6. Fully and partly translated names Augšpils Vyšgorodok / Vyshgorodok ‘Upper Castle’ Baltezers / ozero Beloe ‘White Lake’ Gribanovas ezers / ozero Gribanovo in Latvian ezers ‘a lake’ Jaunā Ludonka / Novaja Ludonka ‘new’ Gauru ezers / ozero Gardino
7. Endonyms /exonym divide within language and variants of a language Endonym/exonym divide exists also within variants of a language, for instance, Baļtinova, Bolvi - endonyms in Latgalian, Baltinava, Balvi - exonyms in Latvian standard language. Regulations of the Cabinet of Ministers “Geographical Names Information Regulations” allow double naming in Latvia, and states that an official local name may be used in addition to the official name.

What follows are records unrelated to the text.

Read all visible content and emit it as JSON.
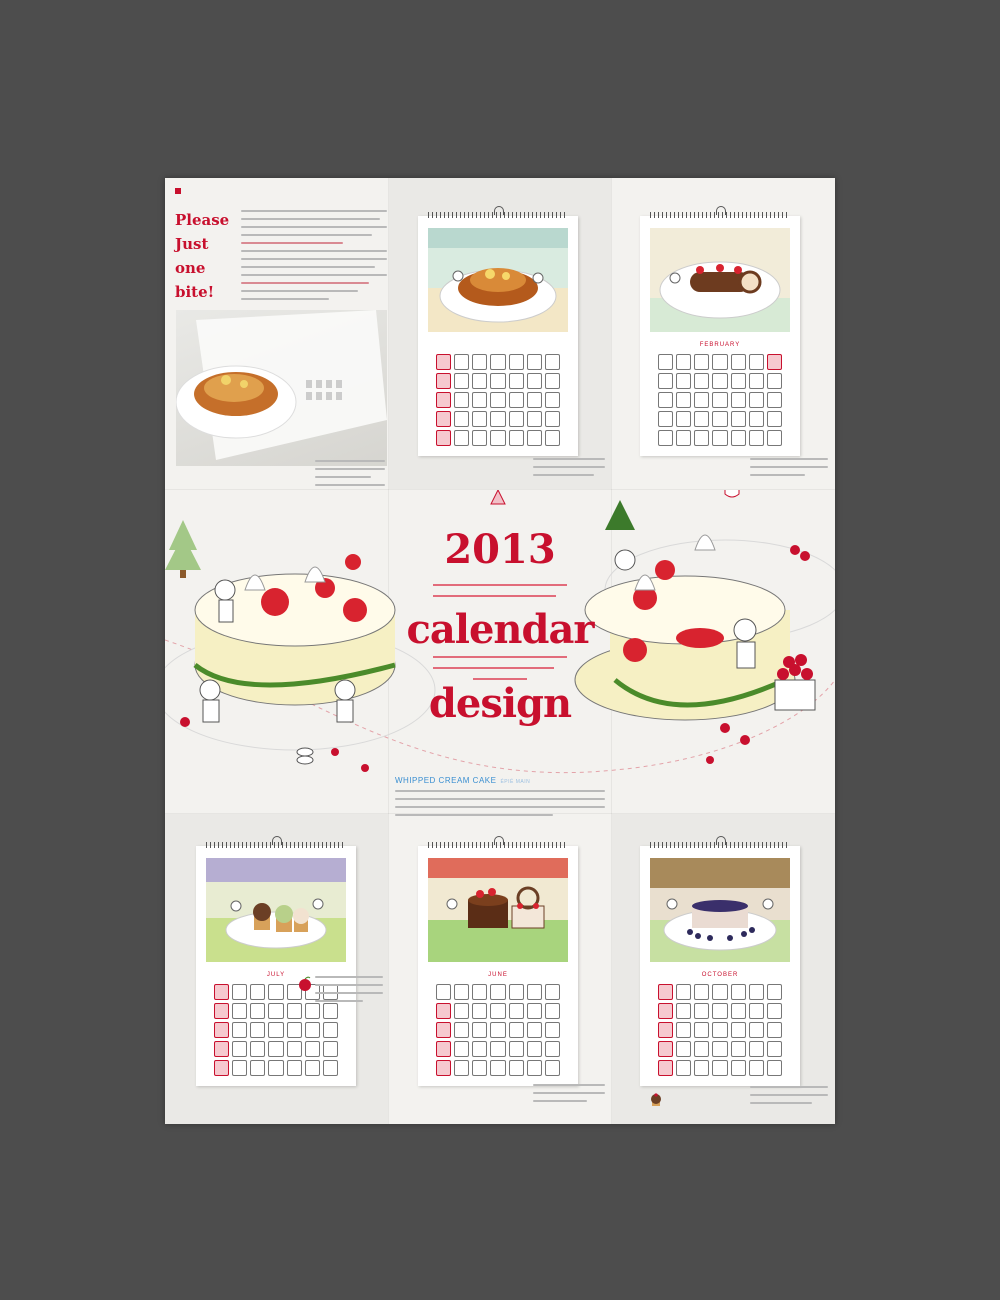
{
  "poster": {
    "background": "#4d4d4d",
    "accent_color": "#c8102e",
    "intro_heading": [
      "Please",
      "Just",
      "one",
      "bite!"
    ],
    "title_year": "2013",
    "title_word1": "calendar",
    "title_word2": "design",
    "section_heading": "WHIPPED CREAM CAKE",
    "section_subheading": "ÉPIÉ MAIN"
  },
  "calendars": [
    {
      "id": "top-middle",
      "month": "",
      "theme": "pancakes"
    },
    {
      "id": "top-right",
      "month": "FEBRUARY",
      "theme": "roll-cake"
    },
    {
      "id": "bottom-left",
      "month": "JULY",
      "theme": "cupcakes"
    },
    {
      "id": "bottom-middle",
      "month": "JUNE",
      "theme": "chocolate-cake"
    },
    {
      "id": "bottom-right",
      "month": "OCTOBER",
      "theme": "blueberry-cake"
    }
  ],
  "icons": [
    "pancake-icon",
    "cake-icon",
    "cherry-icon",
    "tree-icon",
    "party-hat-icon",
    "cupcake-icon",
    "apple-icon",
    "teacup-icon"
  ]
}
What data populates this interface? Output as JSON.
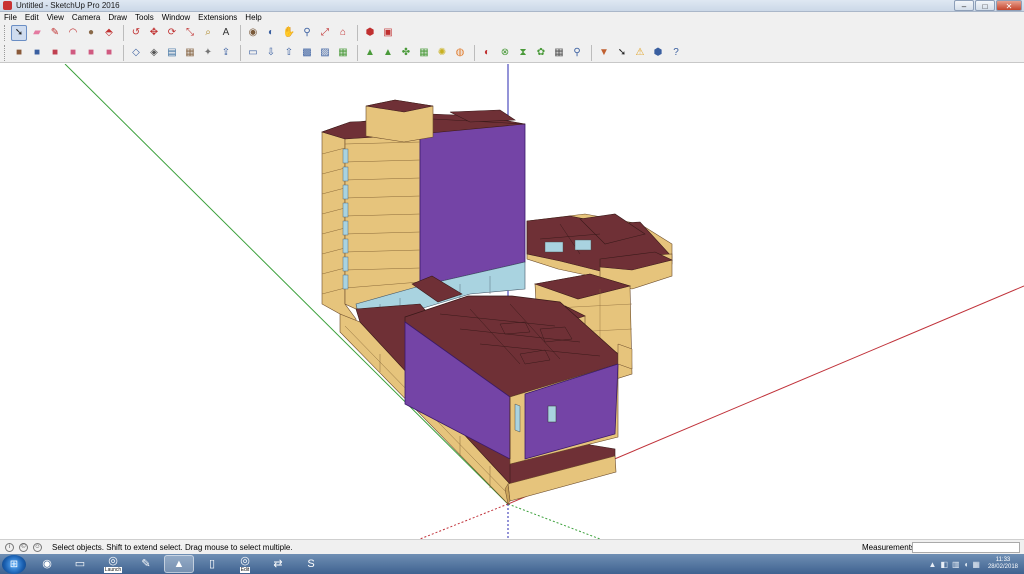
{
  "window": {
    "title": "Untitled - SketchUp Pro 2016",
    "buttons": [
      "minimize-button",
      "maximize-button",
      "close-button"
    ]
  },
  "menu": [
    "File",
    "Edit",
    "View",
    "Camera",
    "Draw",
    "Tools",
    "Window",
    "Extensions",
    "Help"
  ],
  "toolbar1": [
    {
      "name": "select-tool",
      "glyph": "➘",
      "color": "#222",
      "selected": true
    },
    {
      "name": "eraser-tool",
      "glyph": "▰",
      "color": "#e47aa0"
    },
    {
      "name": "pencil-line-tool",
      "glyph": "✎",
      "color": "#c03030"
    },
    {
      "name": "arc-tool",
      "glyph": "◠",
      "color": "#c03030"
    },
    {
      "name": "circle-shape-tool",
      "glyph": "●",
      "color": "#8a6a4a"
    },
    {
      "name": "push-pull-tool",
      "glyph": "⬘",
      "color": "#c03030"
    },
    {
      "name": "offset-tool",
      "glyph": "↺",
      "color": "#c03030"
    },
    {
      "name": "move-tool",
      "glyph": "✥",
      "color": "#c03030"
    },
    {
      "name": "rotate-tool",
      "glyph": "⟳",
      "color": "#c03030"
    },
    {
      "name": "scale-tool",
      "glyph": "⤡",
      "color": "#c03030"
    },
    {
      "name": "tape-measure-tool",
      "glyph": "⌕",
      "color": "#b08a2a"
    },
    {
      "name": "text-tool",
      "glyph": "A",
      "color": "#333"
    },
    {
      "name": "paint-bucket-tool",
      "glyph": "◉",
      "color": "#7a5a3a"
    },
    {
      "name": "orbit-tool",
      "glyph": "◐",
      "color": "#3a5fa0"
    },
    {
      "name": "pan-tool",
      "glyph": "✋",
      "color": "#c8a050"
    },
    {
      "name": "zoom-tool",
      "glyph": "⚲",
      "color": "#3a5fa0"
    },
    {
      "name": "zoom-extents-tool",
      "glyph": "⤢",
      "color": "#c03030"
    },
    {
      "name": "warehouse-tool",
      "glyph": "⌂",
      "color": "#c03030"
    },
    {
      "name": "extension-warehouse-tool",
      "glyph": "⬢",
      "color": "#c03030"
    },
    {
      "name": "layout-tool",
      "glyph": "▣",
      "color": "#c03030"
    }
  ],
  "toolbar2": [
    {
      "name": "default-style-tool",
      "glyph": "■",
      "color": "#8a5a3a"
    },
    {
      "name": "iso-view-tool",
      "glyph": "■",
      "color": "#3a5fa0"
    },
    {
      "name": "top-view-tool",
      "glyph": "■",
      "color": "#c04050"
    },
    {
      "name": "front-view-tool",
      "glyph": "■",
      "color": "#d05a80"
    },
    {
      "name": "right-view-tool",
      "glyph": "■",
      "color": "#d05a80"
    },
    {
      "name": "back-view-tool",
      "glyph": "■",
      "color": "#d05a80"
    },
    {
      "name": "xray-tool",
      "glyph": "◇",
      "color": "#3a5fa0"
    },
    {
      "name": "wireframe-tool",
      "glyph": "◈",
      "color": "#555"
    },
    {
      "name": "hidden-line-tool",
      "glyph": "▤",
      "color": "#3a6fa0"
    },
    {
      "name": "shaded-tool",
      "glyph": "▦",
      "color": "#8a6a4a"
    },
    {
      "name": "new-space-tool",
      "glyph": "✦",
      "color": "#777"
    },
    {
      "name": "open-tool",
      "glyph": "⇪",
      "color": "#3a5fa0"
    },
    {
      "name": "save-tool",
      "glyph": "▭",
      "color": "#3a5fa0"
    },
    {
      "name": "import-tool",
      "glyph": "⇩",
      "color": "#3a5fa0"
    },
    {
      "name": "export-tool",
      "glyph": "⇧",
      "color": "#3a5fa0"
    },
    {
      "name": "idf-tool",
      "glyph": "▩",
      "color": "#3a5fa0"
    },
    {
      "name": "gbxml-tool",
      "glyph": "▨",
      "color": "#3a5fa0"
    },
    {
      "name": "thermal-zone-tool",
      "glyph": "▦",
      "color": "#4a9a3a"
    },
    {
      "name": "surface-matching-tool",
      "glyph": "▲",
      "color": "#4a9a3a"
    },
    {
      "name": "space-type-tool",
      "glyph": "▲",
      "color": "#4a9a3a"
    },
    {
      "name": "loads-tool",
      "glyph": "✤",
      "color": "#4a9a3a"
    },
    {
      "name": "constructions-tool",
      "glyph": "▦",
      "color": "#4a9a3a"
    },
    {
      "name": "lighting-tool",
      "glyph": "✺",
      "color": "#c8b020"
    },
    {
      "name": "people-tool",
      "glyph": "◍",
      "color": "#e07a2a"
    },
    {
      "name": "equipment-tool",
      "glyph": "◐",
      "color": "#c03030"
    },
    {
      "name": "hvac-tool",
      "glyph": "⊗",
      "color": "#4a9a3a"
    },
    {
      "name": "schedules-tool",
      "glyph": "⧗",
      "color": "#4a9a3a"
    },
    {
      "name": "daylight-tool",
      "glyph": "✿",
      "color": "#4a9a3a"
    },
    {
      "name": "grid-tool",
      "glyph": "▦",
      "color": "#555"
    },
    {
      "name": "inspector-tool",
      "glyph": "⚲",
      "color": "#3a5fa0"
    },
    {
      "name": "filter-tool",
      "glyph": "▼",
      "color": "#c06030"
    },
    {
      "name": "select-all-tool",
      "glyph": "➘",
      "color": "#222"
    },
    {
      "name": "warning-tool",
      "glyph": "⚠",
      "color": "#e0a020"
    },
    {
      "name": "info-tool",
      "glyph": "⬢",
      "color": "#3a5fa0"
    },
    {
      "name": "help-tool",
      "glyph": "?",
      "color": "#3a5fa0"
    }
  ],
  "colors": {
    "floor": "#6f3036",
    "wall": "#e6c47c",
    "wall_shade": "#c8a25a",
    "exterior_wall": "#7444a6",
    "exterior_wall_dark": "#5a3488",
    "window": "#a9d3e0",
    "axis_red": "#c0323a",
    "axis_green": "#3aa03a",
    "axis_blue": "#2a2ab0"
  },
  "status": {
    "text": "Select objects. Shift to extend select. Drag mouse to select multiple.",
    "measurements_label": "Measurements"
  },
  "taskbar": {
    "apps": [
      {
        "name": "chrome-taskbar-button",
        "glyph": "◉",
        "label": ""
      },
      {
        "name": "explorer-taskbar-button",
        "glyph": "▭",
        "label": ""
      },
      {
        "name": "launch-taskbar-button",
        "glyph": "◎",
        "label": "Launch"
      },
      {
        "name": "pen-taskbar-button",
        "glyph": "✎",
        "label": ""
      },
      {
        "name": "sketchup-taskbar-button",
        "glyph": "▲",
        "label": "",
        "active": true
      },
      {
        "name": "document-taskbar-button",
        "glyph": "▯",
        "label": ""
      },
      {
        "name": "edit-taskbar-button",
        "glyph": "◎",
        "label": "Edit"
      },
      {
        "name": "switch-taskbar-button",
        "glyph": "⇄",
        "label": ""
      },
      {
        "name": "skype-taskbar-button",
        "glyph": "S",
        "label": ""
      }
    ],
    "time": "11:33",
    "date": "28/02/2018"
  }
}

Conclusions on maps produced in Latvia the GOST 1983 system is being used more than the BGN/PCGN 1947 system exonyms should be seen as part of the language’s cultural heritage the place name used by the inhabitants of Abrene before the World War II should be used together with the romanized place name standardizing place names according to these principles would result in a growth of the number of alternative names, which should be entered into place names data bases, and used on maps